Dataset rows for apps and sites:
• • • • • • •

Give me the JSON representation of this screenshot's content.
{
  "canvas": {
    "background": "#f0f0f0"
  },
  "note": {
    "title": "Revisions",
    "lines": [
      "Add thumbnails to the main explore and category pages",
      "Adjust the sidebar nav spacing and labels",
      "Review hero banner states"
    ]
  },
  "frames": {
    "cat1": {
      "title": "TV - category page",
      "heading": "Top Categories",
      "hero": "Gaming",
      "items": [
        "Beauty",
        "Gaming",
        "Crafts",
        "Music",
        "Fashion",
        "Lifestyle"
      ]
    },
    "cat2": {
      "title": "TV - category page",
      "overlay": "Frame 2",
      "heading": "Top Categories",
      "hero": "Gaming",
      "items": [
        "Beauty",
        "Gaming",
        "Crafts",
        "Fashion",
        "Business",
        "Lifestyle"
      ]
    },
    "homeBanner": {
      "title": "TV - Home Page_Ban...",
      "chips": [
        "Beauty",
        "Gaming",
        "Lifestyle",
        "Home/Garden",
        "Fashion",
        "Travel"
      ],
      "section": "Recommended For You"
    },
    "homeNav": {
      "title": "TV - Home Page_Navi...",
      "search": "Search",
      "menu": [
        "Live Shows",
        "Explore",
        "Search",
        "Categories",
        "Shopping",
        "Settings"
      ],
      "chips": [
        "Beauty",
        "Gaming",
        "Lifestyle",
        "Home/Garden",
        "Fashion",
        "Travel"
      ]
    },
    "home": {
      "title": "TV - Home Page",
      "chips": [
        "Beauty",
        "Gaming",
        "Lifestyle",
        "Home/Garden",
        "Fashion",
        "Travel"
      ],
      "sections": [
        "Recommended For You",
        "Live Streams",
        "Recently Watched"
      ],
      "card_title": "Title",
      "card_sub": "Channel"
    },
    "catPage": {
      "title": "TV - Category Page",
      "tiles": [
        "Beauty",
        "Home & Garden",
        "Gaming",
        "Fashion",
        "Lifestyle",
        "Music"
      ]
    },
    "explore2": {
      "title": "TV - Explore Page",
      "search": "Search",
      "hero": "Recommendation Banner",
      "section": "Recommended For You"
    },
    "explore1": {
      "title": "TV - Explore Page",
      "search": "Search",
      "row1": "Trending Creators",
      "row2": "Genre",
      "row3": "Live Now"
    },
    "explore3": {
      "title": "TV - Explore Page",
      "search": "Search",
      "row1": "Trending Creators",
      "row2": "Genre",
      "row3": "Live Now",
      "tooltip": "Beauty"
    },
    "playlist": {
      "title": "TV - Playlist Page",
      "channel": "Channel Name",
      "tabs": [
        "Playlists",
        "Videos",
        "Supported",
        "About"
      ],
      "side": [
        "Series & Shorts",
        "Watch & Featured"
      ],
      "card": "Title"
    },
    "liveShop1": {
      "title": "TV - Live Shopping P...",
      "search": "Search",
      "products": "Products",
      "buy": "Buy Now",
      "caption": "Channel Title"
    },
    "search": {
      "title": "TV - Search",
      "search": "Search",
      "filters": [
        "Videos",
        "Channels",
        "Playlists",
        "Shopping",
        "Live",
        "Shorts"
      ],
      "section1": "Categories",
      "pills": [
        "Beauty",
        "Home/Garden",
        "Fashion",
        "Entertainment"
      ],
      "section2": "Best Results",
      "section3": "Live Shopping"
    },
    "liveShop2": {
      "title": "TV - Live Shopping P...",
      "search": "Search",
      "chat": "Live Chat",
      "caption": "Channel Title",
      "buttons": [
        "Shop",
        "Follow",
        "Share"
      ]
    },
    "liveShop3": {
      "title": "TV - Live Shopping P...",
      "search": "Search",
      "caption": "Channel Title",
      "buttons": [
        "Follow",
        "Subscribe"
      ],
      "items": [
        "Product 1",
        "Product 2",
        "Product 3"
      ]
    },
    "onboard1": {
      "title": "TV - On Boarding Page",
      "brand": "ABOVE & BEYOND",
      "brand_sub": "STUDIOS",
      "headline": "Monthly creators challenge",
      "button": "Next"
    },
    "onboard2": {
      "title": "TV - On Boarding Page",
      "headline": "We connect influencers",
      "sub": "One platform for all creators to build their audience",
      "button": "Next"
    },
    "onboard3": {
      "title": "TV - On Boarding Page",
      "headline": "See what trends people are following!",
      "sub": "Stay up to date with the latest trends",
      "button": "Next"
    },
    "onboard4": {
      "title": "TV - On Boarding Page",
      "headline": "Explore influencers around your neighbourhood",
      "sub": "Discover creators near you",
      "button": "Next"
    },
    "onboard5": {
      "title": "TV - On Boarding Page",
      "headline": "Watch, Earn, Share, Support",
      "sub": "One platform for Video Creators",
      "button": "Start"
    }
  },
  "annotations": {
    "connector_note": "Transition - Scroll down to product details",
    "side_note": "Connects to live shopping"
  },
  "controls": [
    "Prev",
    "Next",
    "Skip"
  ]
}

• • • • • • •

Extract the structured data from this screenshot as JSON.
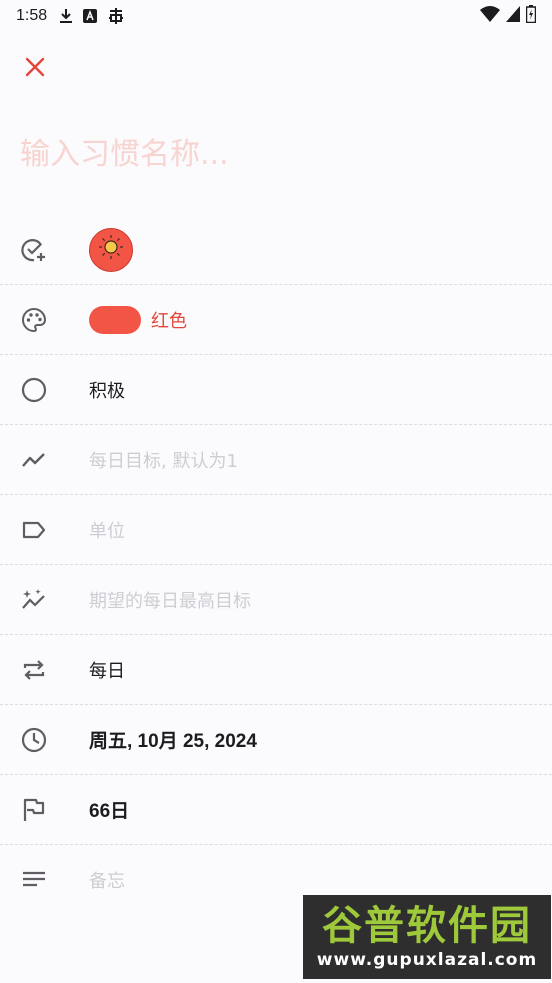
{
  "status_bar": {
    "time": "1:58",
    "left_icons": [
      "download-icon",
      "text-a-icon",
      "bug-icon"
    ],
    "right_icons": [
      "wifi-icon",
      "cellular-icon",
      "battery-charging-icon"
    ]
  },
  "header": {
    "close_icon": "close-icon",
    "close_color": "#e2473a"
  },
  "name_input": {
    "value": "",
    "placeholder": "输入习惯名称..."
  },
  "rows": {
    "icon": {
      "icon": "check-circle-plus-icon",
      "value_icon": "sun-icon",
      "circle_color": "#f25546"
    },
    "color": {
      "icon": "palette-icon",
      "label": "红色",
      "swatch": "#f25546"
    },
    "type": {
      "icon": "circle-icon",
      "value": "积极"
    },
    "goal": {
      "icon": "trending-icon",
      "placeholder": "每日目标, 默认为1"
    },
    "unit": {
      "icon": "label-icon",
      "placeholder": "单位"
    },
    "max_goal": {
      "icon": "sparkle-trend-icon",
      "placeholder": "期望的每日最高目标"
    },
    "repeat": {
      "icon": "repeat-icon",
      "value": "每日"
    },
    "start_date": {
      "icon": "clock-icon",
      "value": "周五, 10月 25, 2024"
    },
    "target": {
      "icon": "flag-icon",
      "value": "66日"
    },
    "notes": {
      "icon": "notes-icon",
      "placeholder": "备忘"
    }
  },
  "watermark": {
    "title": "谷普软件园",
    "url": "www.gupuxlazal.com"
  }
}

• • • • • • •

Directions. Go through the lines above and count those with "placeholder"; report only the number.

Answer box. 5